During that time, there is you.
Love them like your own during those moments when you are all they have. Snuggle them close. Sing to them. Tell them how precious they are. They are developing the first fleeing ideas about who they are in the world and what kind of world this is. Remind them that they matter. Treat them like the treasures they are. It will build something into their soul that they will need to weather the tumultuous world of foster care.
The NICU can be a scary place for any parent, but especially so for foster parents. We are meeting a stranger under the most stressful of conditions. We don’t have any ability to direct medical decisions. We are often looked at with suspicion. We are trying to do that dance of loving and supporting Mom while also advocating for Baby. We are so thankful for the ways you make that easier by teaching us how to care for this child, being careful with his story, and treating his family with respect. You have much more of a role in setting the tone for this case than you may ever know.
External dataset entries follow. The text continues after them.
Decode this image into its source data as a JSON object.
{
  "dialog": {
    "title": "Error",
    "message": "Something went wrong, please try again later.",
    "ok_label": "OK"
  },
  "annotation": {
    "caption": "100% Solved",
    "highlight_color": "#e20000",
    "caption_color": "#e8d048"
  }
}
So thank you for making our NICU experience something we still talk about fondly. It was a warm, quiet, safe place to get to know one of the most important people in my life. You were part of that journey for our family and we are forever grateful.